─── AVAILABLE RECORDS

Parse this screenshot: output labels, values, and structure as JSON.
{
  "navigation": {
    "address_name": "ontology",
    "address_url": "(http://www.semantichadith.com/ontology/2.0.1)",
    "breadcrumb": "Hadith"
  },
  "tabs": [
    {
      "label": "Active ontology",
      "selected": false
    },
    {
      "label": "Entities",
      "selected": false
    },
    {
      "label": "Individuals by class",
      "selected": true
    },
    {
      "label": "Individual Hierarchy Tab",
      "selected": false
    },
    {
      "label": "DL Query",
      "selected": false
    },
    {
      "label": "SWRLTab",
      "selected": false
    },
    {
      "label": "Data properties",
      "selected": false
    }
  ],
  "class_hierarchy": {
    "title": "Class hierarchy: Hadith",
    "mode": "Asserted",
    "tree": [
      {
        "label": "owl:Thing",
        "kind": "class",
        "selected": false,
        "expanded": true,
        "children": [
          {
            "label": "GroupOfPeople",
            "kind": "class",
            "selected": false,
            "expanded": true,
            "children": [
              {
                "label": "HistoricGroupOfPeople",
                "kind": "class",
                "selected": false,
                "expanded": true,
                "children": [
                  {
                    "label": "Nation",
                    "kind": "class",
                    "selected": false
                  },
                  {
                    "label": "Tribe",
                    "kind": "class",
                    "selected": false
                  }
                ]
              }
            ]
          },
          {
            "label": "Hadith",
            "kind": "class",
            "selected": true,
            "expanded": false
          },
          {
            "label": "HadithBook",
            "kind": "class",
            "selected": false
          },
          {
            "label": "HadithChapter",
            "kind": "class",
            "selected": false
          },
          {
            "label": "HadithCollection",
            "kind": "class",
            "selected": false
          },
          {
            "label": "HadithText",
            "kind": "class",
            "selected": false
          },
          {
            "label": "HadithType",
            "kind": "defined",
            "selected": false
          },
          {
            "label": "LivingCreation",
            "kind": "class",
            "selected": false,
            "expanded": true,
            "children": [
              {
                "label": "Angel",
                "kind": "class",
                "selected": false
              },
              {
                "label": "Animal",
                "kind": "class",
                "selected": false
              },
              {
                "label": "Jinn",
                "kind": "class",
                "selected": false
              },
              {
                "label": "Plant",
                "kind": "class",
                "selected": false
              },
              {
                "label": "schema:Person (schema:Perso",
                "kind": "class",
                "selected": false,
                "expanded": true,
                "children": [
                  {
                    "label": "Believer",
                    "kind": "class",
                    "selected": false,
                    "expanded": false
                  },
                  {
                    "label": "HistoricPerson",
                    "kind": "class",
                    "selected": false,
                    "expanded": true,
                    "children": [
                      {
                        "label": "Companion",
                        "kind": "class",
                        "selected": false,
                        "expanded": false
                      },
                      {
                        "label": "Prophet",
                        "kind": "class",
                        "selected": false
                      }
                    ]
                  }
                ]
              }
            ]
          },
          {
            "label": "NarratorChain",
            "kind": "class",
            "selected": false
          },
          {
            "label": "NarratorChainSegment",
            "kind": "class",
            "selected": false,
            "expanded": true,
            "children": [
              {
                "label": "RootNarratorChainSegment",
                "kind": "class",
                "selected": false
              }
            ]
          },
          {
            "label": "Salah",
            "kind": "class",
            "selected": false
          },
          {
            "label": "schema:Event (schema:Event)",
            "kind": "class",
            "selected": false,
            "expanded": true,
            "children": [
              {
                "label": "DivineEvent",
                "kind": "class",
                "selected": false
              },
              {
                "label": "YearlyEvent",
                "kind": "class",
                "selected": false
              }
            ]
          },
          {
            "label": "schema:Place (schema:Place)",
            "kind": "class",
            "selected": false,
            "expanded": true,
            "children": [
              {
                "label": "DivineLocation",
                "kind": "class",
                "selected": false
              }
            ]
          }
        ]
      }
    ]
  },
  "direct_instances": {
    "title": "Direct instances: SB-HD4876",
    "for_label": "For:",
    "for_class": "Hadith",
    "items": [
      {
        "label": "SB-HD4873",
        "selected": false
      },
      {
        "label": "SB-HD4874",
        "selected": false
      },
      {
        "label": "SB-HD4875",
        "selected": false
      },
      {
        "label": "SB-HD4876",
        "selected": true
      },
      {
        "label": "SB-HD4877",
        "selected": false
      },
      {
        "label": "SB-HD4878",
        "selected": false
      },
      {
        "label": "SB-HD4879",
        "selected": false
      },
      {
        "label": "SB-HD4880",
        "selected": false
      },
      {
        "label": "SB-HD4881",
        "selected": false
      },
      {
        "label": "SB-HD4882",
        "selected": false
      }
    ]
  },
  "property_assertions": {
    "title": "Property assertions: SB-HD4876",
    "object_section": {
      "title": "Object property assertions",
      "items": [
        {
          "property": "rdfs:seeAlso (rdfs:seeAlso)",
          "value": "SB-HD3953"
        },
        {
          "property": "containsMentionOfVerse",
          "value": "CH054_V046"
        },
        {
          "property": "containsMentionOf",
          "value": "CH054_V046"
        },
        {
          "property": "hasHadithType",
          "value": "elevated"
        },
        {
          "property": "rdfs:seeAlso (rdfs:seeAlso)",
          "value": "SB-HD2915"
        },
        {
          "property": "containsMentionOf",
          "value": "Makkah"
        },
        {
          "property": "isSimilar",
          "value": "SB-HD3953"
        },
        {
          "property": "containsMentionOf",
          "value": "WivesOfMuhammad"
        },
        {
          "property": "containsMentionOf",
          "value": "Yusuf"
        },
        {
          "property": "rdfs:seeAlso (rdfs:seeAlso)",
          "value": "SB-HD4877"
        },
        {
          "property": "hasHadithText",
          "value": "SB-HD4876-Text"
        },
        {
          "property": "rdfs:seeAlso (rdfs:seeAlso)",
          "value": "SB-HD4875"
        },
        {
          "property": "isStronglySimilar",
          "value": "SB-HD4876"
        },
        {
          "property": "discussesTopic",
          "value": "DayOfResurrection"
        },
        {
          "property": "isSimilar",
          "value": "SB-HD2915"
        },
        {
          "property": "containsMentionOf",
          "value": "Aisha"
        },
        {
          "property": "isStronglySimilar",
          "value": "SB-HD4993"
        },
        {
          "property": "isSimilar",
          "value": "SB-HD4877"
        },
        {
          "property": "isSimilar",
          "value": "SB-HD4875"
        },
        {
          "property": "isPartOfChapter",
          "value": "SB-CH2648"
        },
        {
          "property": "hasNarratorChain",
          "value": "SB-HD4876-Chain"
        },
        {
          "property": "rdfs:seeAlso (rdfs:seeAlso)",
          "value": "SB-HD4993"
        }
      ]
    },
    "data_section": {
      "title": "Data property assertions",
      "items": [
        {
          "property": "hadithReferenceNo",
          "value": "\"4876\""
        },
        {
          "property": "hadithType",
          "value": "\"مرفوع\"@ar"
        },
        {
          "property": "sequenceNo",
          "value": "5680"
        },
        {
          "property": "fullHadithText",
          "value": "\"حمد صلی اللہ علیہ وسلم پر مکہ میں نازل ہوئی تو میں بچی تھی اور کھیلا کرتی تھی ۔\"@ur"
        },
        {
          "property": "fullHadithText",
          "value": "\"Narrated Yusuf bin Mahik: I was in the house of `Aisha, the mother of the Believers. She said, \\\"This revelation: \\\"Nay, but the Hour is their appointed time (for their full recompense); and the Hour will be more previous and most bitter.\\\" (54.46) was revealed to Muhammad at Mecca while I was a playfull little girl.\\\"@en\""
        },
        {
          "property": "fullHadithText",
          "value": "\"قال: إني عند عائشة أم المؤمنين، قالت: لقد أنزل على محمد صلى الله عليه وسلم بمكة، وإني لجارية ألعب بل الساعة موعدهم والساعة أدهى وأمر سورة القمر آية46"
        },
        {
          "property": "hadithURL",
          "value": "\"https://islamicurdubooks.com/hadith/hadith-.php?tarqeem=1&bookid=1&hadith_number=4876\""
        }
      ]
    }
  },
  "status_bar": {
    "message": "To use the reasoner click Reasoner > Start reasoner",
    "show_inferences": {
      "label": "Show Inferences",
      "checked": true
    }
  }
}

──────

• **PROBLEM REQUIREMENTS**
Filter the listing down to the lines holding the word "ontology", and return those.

• **WORKED SOLUTION**
    "address_name": "ontology",
    "address_url": "(http://www.semantichadith.com/ontology/2.0.1)",
      "label": "Active ontology",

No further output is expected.